Black Sedan Records is one of those half remembered record shops from my teenage years when I was at art college in Manchester. It was sited close to the main Polytechnic buildings (we didn’t need to use the word campus back then!) and so had a large student population to sell to.
The shop was sited at 127a Oxford Road, 127 “a” because it was actually upstairs above another shop (and so got cheap rent). Apparently it was set up by a young lad called Rick. It’s worth remembering that Virgin were still fairly new up North, so there were opportunities for others to get a foothold. Black Sedan stocked regular album releases and also American imports, which was a thriving scene back then, as one student recalled: “When I first moved to Manchester at the end of ’74, for three months I stayed at a guy called Phil’s place who had spent 400 quid of his student grant on American imports from Black Sedan.” (Stuart James).
The shop also handled some of the early vinyl bootlegs, one of the few places in the city where you could (another was a dodgy little pornographic magazine store off Tib Street. You had to venture in past the dirty mac brigade to get to the bootleg room at the back of the shop!). Producer Martin Hannett was also a Black Sedan customer.
Black Sedan must have done fairly well (and their prices were competitive) as they moved to better premises in what was called The University Precinct just down the road. This was a 70s redevelopment which incorporated offices, a library and a small shopping centre all on the first floor. The shop moved there circa 1975/6 (according to an advert in a local fanzine) not long before I left.

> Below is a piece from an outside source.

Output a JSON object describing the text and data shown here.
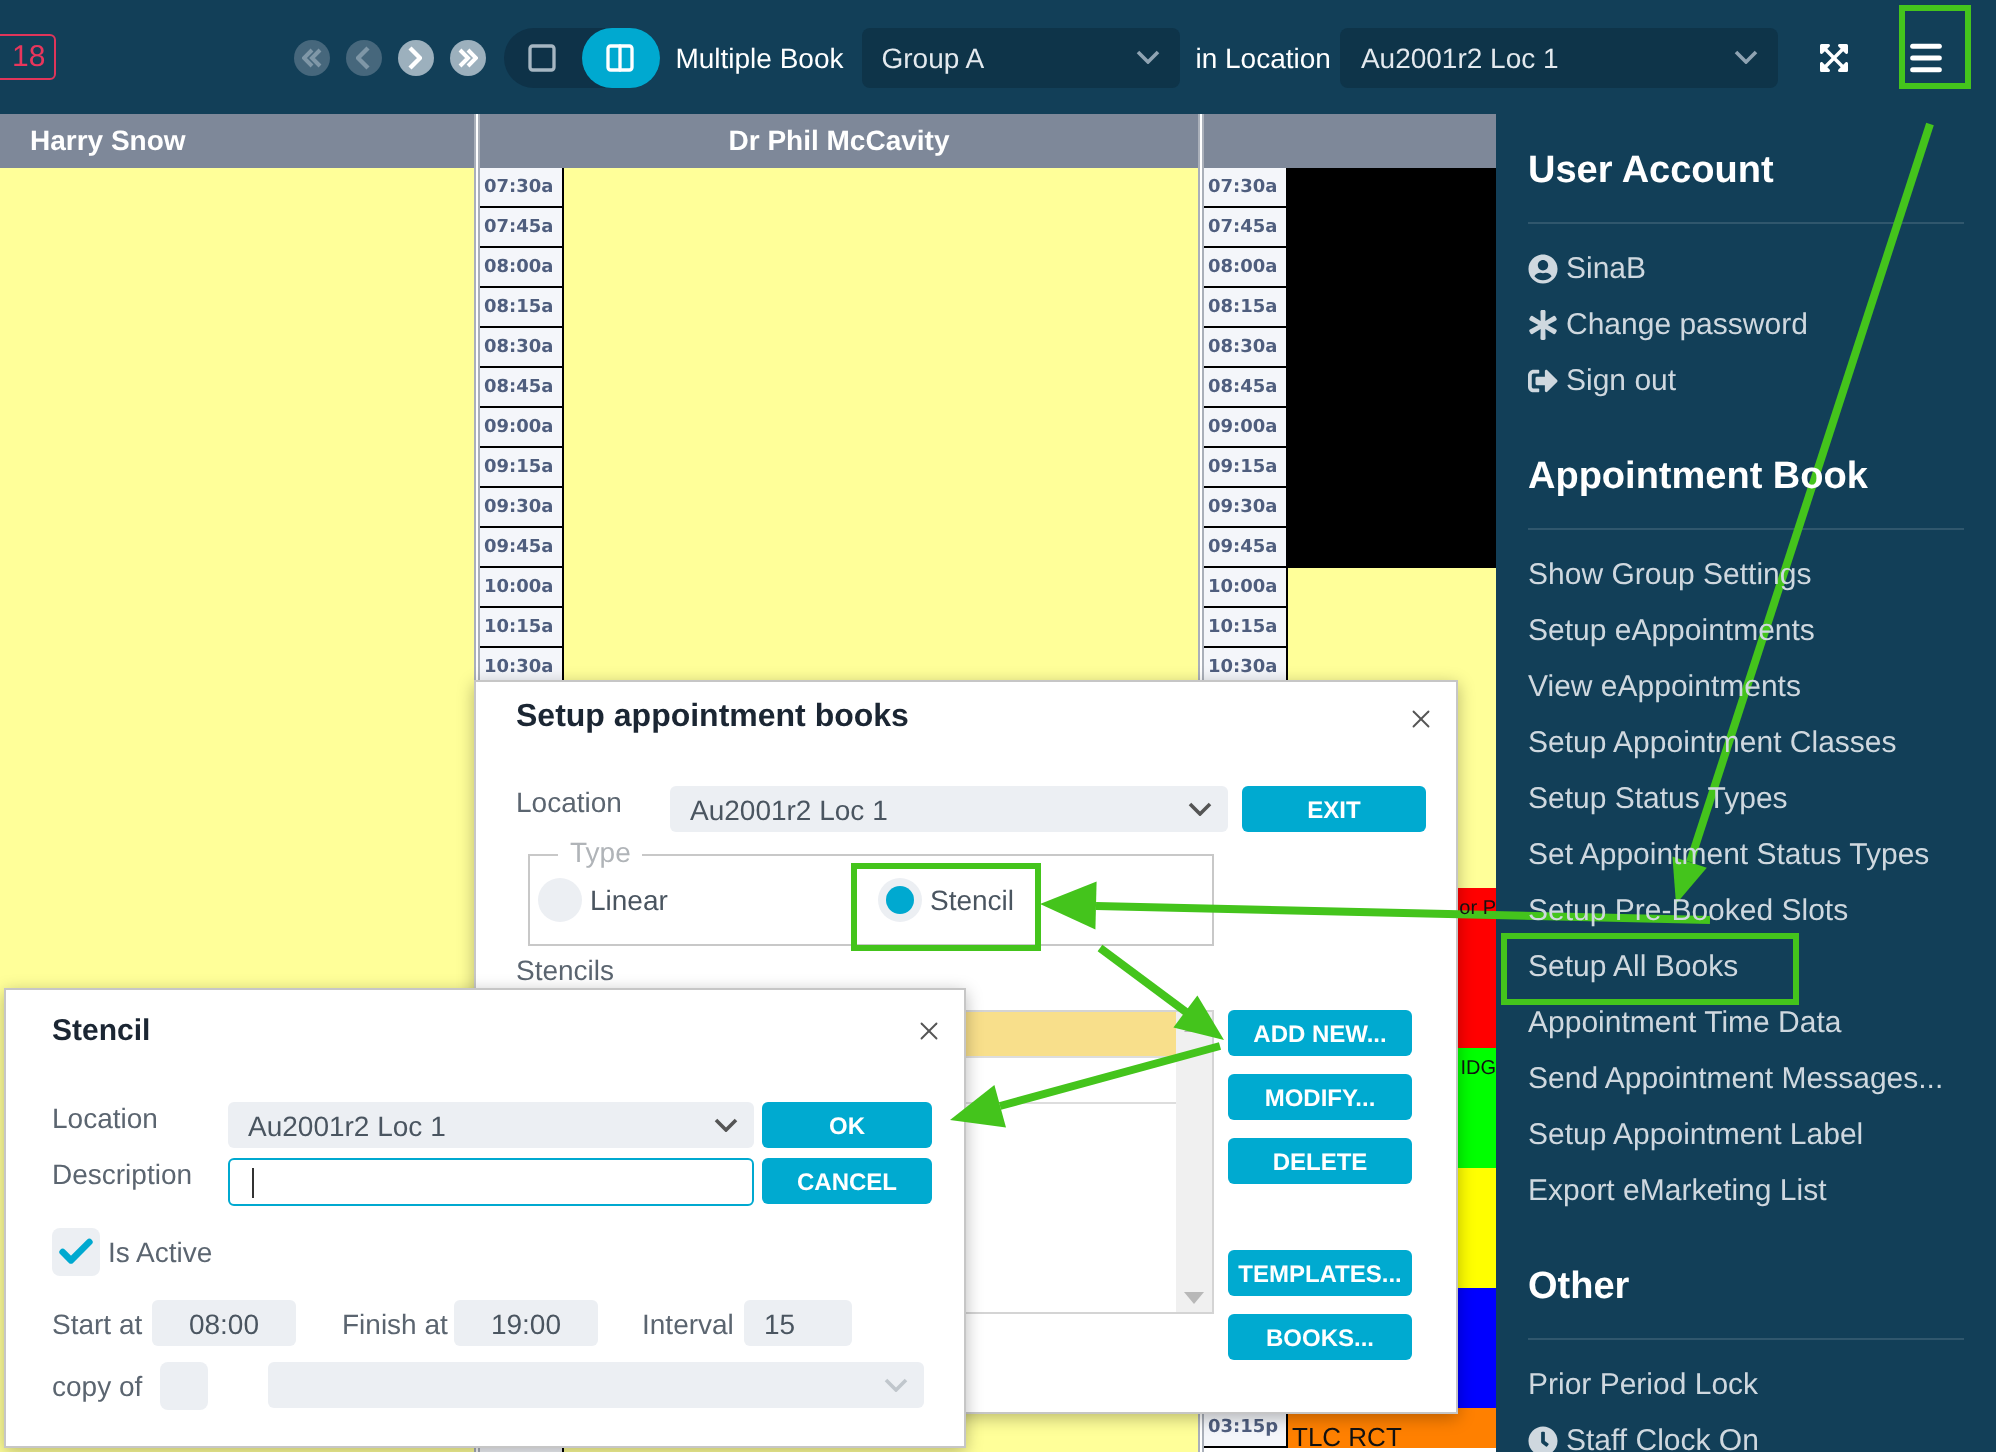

Quite why I’ve still got a Black Sedan plastic bag 40 years after shopping there is anyone’s guess but I have, so here’s a picture. It’s a strange sort of art deco image, not particularly well drawn, and one wonders why they went for this look. No address on the bag, possibly because they had a second shop in Rochdale (which at least one forum user says was better). I don’t know when the Manchester store shut. I found an old receipt for the first shop online, note the lettering which isn’t a million miles away from the early Virgin graphics.
127a Oxford Road was taken over by Pandemonium Records, run by one of those mad record shop owners who have passed into legend. According to recollections on various forums, he sometimes charged 50p admission to the store. Other days he would let you in free, but charge you 50p to answer questions. Unpriced rand rare ecords were quoted at silly prices, but he would offer to tape them for £1 a side (and in more recent years burn them to CDR for money)! Needless to say he also had boxes of iffy bootleg cassettes. There is a bit of blurry video of him on the web huddled in some vinyl basement somewhere in the outer reaches of Greater Manchester, forced to move there because his previous shop threatened to fall in due to the weight of vinyl, but latest reports suggest he’s now gone.
Sadly 127 Oxford Road has been redeveloped, but a couple of the older shops right next door have escaped the dead hand of the property portfolio and give a flavour of what the place looked like in the 70s, while astonishingly Johnny Roadhouse Music three doors down is still going. Don’t let the run-down state of their front fool you, it’s a mecca for musicians.
Thanks also to the Manchester District Music Archive
Fantastic memories. Bought my first Budgie album at Black Sedan. Close by was the “Seventh Day” which sold lots of insence sticks and oils.
I’d forgotten Seventh Day! Real head shop, or what passed for one back then…
I think it was “On The Eighth Day” as opposed to the seventh. Just up the road was Zouk, Johhny Roadhouse (the old man passed away a couple of years ago but his son still keeps it going) and the Jive Hive. Those were the days. Now it seems to be just a row of kebab shops. Such a shame.
Eighth Day still going